Alexander Hamilton was one of many Americans who took up the cause of Revolution after the Battles of Lexington and Concord. Hamilton, who was attending King's College (now Columbia University) at the time, joined the New York militia, earning himself the rank of lieutenant.
Hamilton became an artilleryman after leading a successful raid on British cannon in New York City. After mustering a new sixty-man artillery company, Hamilton was elected captain, and he and his men fought in the Battle of White Plains and Battle of Trenton.
The following year, Hamilton was offered a position as George Washington's aide and given the rank of lieutenant colonel. Hamilton served four years under Washington, including the six-month encampment at Valley Forge.
As a trusted aide, Hamilton would have had his own office inside Washington's headquarters, where he was responsible for drafting many of Washington's orders and letters, as well as performing work as Washington's emissary to senior officers. During this time, Hamiton also developed a close friendship with the Marquis de Lafayette.
After the siege of Yorktown, Hamilton set out on a political career, representing New York in the Congress of the Confederation, and again in the Constitutional Convention.

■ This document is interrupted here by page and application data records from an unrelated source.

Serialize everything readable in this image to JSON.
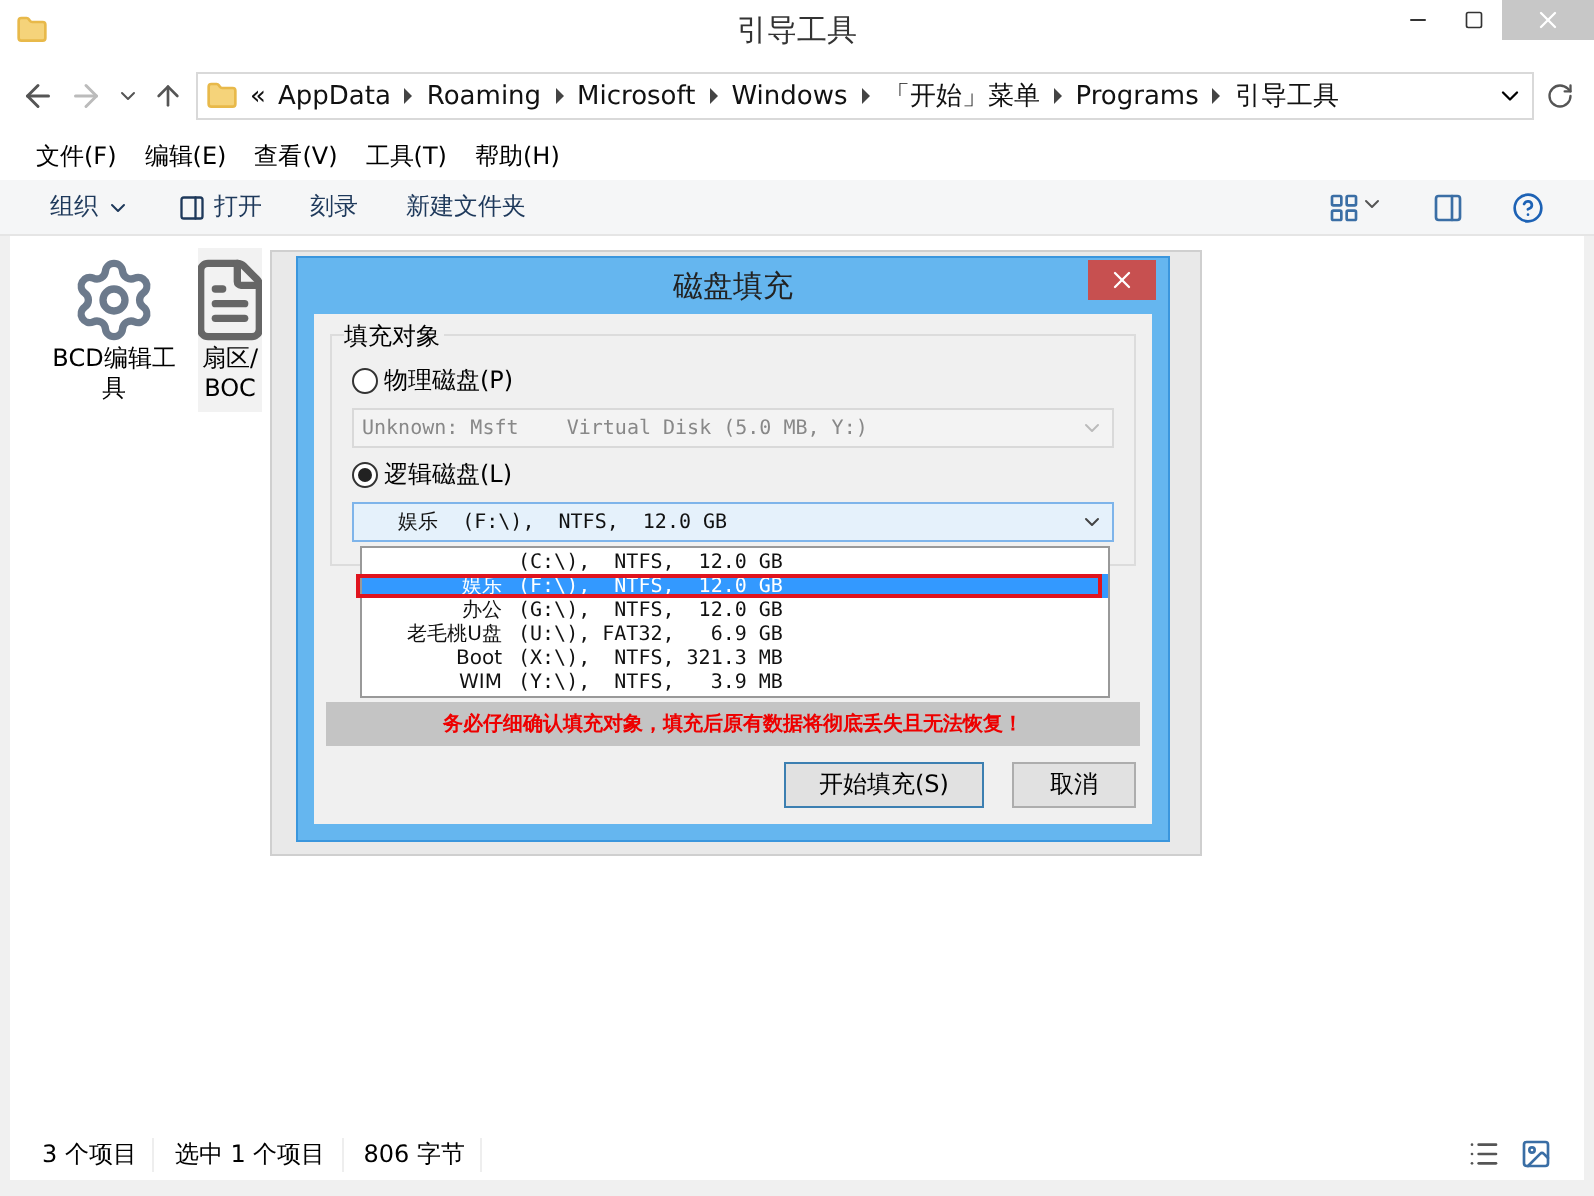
{
  "window": {
    "title": "引导工具"
  },
  "address": {
    "overflow": "«",
    "crumbs": [
      "AppData",
      "Roaming",
      "Microsoft",
      "Windows",
      "「开始」菜单",
      "Programs",
      "引导工具"
    ]
  },
  "menu": [
    "文件(F)",
    "编辑(E)",
    "查看(V)",
    "工具(T)",
    "帮助(H)"
  ],
  "toolbar": [
    {
      "kind": "dropdown",
      "label": "组织"
    },
    {
      "kind": "icon",
      "label": "打开"
    },
    {
      "kind": "plain",
      "label": "刻录"
    },
    {
      "kind": "plain",
      "label": "新建文件夹"
    }
  ],
  "files": [
    {
      "kind": "gear",
      "lines": [
        "BCD编辑工",
        "具"
      ],
      "selected": false
    },
    {
      "kind": "document",
      "lines": [
        "扇区/",
        "BOC"
      ],
      "selected": true
    }
  ],
  "dialog": {
    "title": "磁盘填充",
    "group": "填充对象",
    "options": [
      {
        "label": "物理磁盘(P)",
        "selected": false,
        "combo": {
          "value": "Unknown: Msft    Virtual Disk (5.0 MB, Y:)",
          "disabled": true
        }
      },
      {
        "label": "逻辑磁盘(L)",
        "selected": true,
        "combo": {
          "value": "   娱乐  (F:\\),  NTFS,  12.0 GB",
          "disabled": false,
          "open": true
        }
      }
    ],
    "list": [
      {
        "details": "(C:\\),  NTFS,  12.0 GB",
        "selected": false
      },
      {
        "label": "娱乐",
        "details": "(F:\\),  NTFS,  12.0 GB",
        "selected": true
      },
      {
        "label": "办公",
        "details": "(G:\\),  NTFS,  12.0 GB",
        "selected": false
      },
      {
        "label": "老毛桃U盘",
        "details": "(U:\\), FAT32,   6.9 GB",
        "selected": false
      },
      {
        "label": "Boot",
        "details": "(X:\\),  NTFS, 321.3 MB",
        "selected": false
      },
      {
        "label": "WIM",
        "details": "(Y:\\),  NTFS,   3.9 MB",
        "selected": false
      }
    ],
    "warning": "务必仔细确认填充对象，填充后原有数据将彻底丢失且无法恢复！",
    "buttons": [
      "开始填充(S)",
      "取消"
    ]
  },
  "status_bar": {
    "items": [
      "3 个项目",
      "选中 1 个项目",
      "806 字节"
    ]
  }
}
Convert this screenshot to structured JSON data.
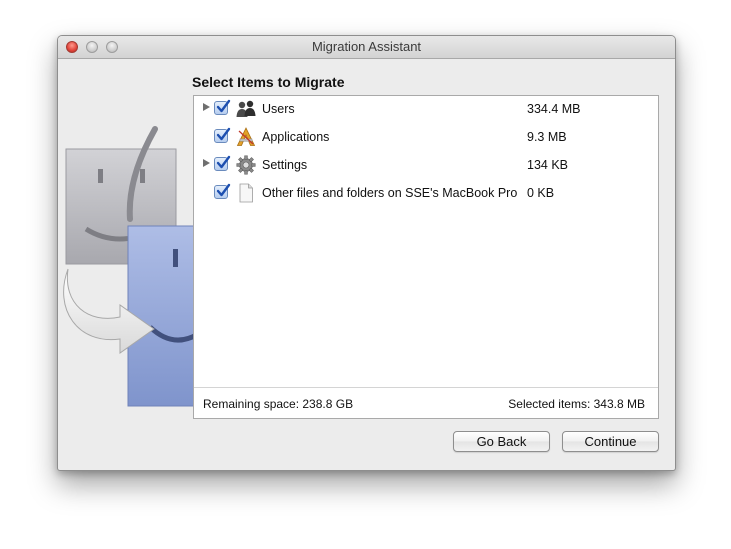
{
  "window": {
    "title": "Migration Assistant"
  },
  "heading": "Select Items to Migrate",
  "items": [
    {
      "name": "Users",
      "size": "334.4 MB",
      "checked": true,
      "expandable": true,
      "icon": "users-icon"
    },
    {
      "name": "Applications",
      "size": "9.3 MB",
      "checked": true,
      "expandable": false,
      "icon": "applications-icon"
    },
    {
      "name": "Settings",
      "size": "134 KB",
      "checked": true,
      "expandable": true,
      "icon": "settings-gear-icon"
    },
    {
      "name": "Other files and folders on SSE's MacBook Pro",
      "size": "0 KB",
      "checked": true,
      "expandable": false,
      "icon": "document-icon"
    }
  ],
  "status": {
    "remaining_space": "Remaining space: 238.8 GB",
    "selected_items": "Selected items: 343.8 MB"
  },
  "buttons": {
    "back_label": "Go Back",
    "continue_label": "Continue"
  },
  "colors": {
    "checkbox_blue": "#2a62c8",
    "finder_blue": "#8da2d6",
    "finder_gray": "#b8b8be"
  }
}
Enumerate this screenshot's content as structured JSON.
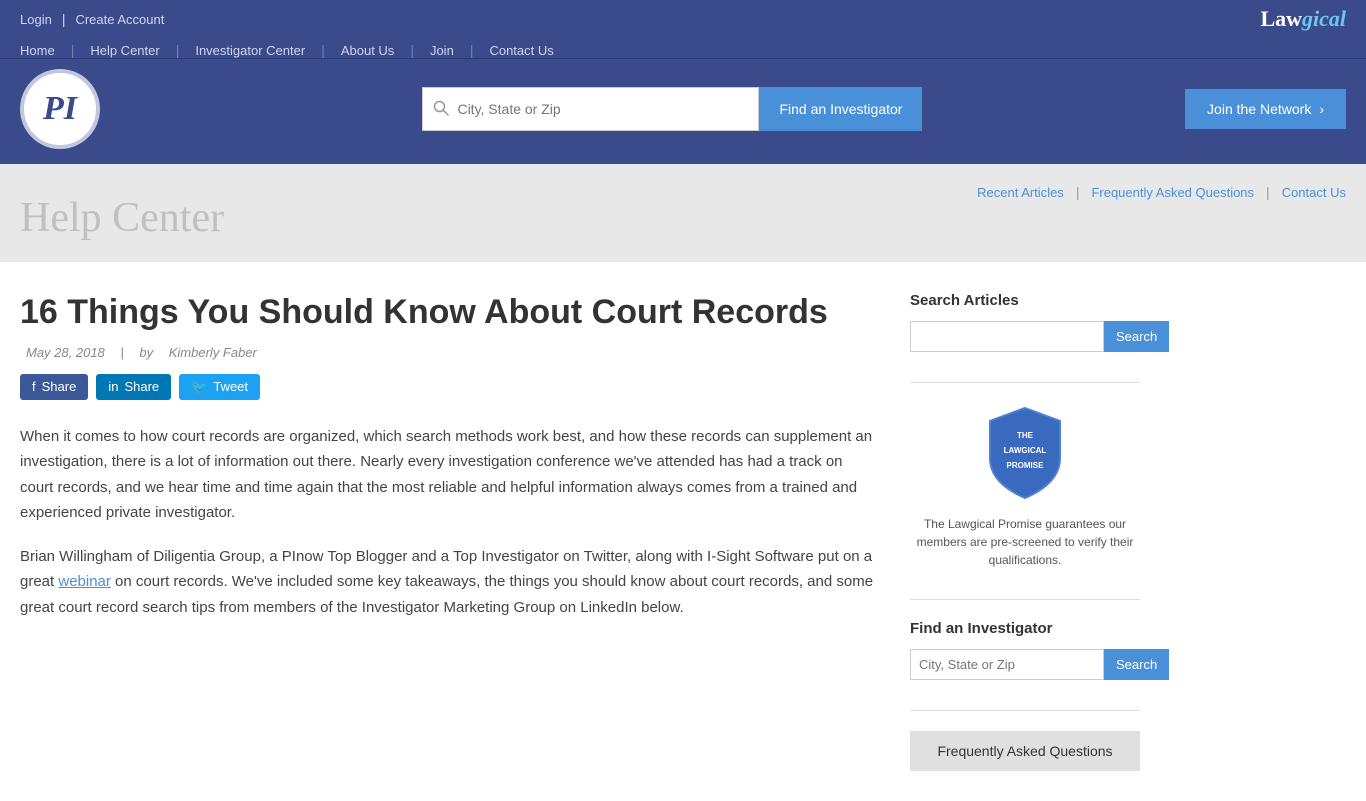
{
  "topbar": {
    "login_label": "Login",
    "create_account_label": "Create Account",
    "logo_law": "Law",
    "logo_gical": "gical"
  },
  "header": {
    "nav": {
      "home": "Home",
      "help_center": "Help Center",
      "investigator_center": "Investigator Center",
      "about_us": "About Us",
      "join": "Join",
      "contact_us": "Contact Us"
    },
    "search_placeholder": "City, State or Zip",
    "find_btn": "Find an Investigator",
    "join_btn": "Join the Network"
  },
  "help_banner": {
    "title": "Help Center",
    "nav": {
      "recent_articles": "Recent Articles",
      "faq": "Frequently Asked Questions",
      "contact_us": "Contact Us"
    }
  },
  "article": {
    "title": "16 Things You Should Know About Court Records",
    "date": "May 28, 2018",
    "author": "Kimberly Faber",
    "share_fb": "Share",
    "share_in": "Share",
    "share_tw": "Tweet",
    "para1": "When it comes to how court records are organized, which search methods work best, and how these records can supplement an investigation, there is a lot of information out there. Nearly every investigation conference we've attended has had a track on court records, and we hear time and time again that the most reliable and helpful information always comes from a trained and experienced private investigator.",
    "para2_part1": "Brian Willingham of Diligentia Group, a PInow Top Blogger and a Top Investigator on Twitter, along with I-Sight Software put on a great ",
    "para2_link": "webinar",
    "para2_part2": " on court records. We've included some key takeaways, the things you should know about court records, and some great court record search tips from members of the Investigator Marketing Group on LinkedIn below."
  },
  "sidebar": {
    "search_title": "Search Articles",
    "search_placeholder": "",
    "search_btn": "Search",
    "promise_text": "The Lawgical Promise guarantees our members are pre-screened to verify their qualifications.",
    "find_title": "Find an Investigator",
    "find_placeholder": "City, State or Zip",
    "find_btn": "Search",
    "faq_btn": "Frequently Asked Questions",
    "promise_badge": {
      "line1": "THE",
      "line2": "LAWGICAL",
      "line3": "PROMISE"
    }
  }
}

After Washington's election as president, Hamilton would again serve under him, this time as the country's first Secretary of the Treasury.
In 1804, Hamilton engaged in a fateful duel with then-Vice President Aaron Burr. Hamilton missed with his shot, but Burr was on-target, inflicting a fatal wound to the abdomen. Hamilton died the next day.